Antoine says it took four years to fully develop his concept of Lettuce Tea, and large-scale production of the drink is commencing at Tampa Bay CoPack, a bottler in Dade City.
The next step for Antoine is getting his tea into stores. He said he has a deal with a health food chain in California and is looking for distributors.
“I’m selling pallets of product,” he said. “I don’t go to every gasoline station.”
Lettuce Tea marks Antoine’s entrepreneurial debut after a 30-year corporate career in retail product development. When he moved to Tampa 10 years ago he planned to retire, but his effort to find something interesting to do turned into a one-person endeavor to bring the world something new to drink.
The difference in bringing a product to the market as an employee of a large company and as an entrepreneur has become apparent to Antoine.
“They have cash, marketing, scientists and a lot of resources,” he said. “They ask you to do something, and you do it.
“If you’re working for yourself, you have to do everything.”
Creating Lettuce Tea involved market research as well as kitchen sense, and Antoine’s vision has evolved.
His original approach was to find a place in the growing Hispanic market, building on cultural traditions of brewing tealike drinks from fruit, vegetables, herbs and seeds. But Antoine found coming up with a taste with appeal across the varied palates of Latin America to be a tough challenge.
That revelation led him to position Lettuce Tea as an alternative to drinks commonly found in health food and convenience stores.
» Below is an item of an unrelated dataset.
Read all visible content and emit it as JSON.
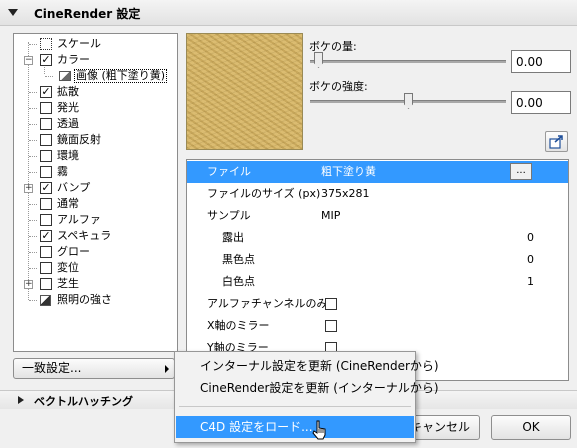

Lettuce Tea will be available in 16-ounce bottles and sell for $1.69 to $1.99. There are four flavors: exotic apricot, mango, strawberry and pomegranate.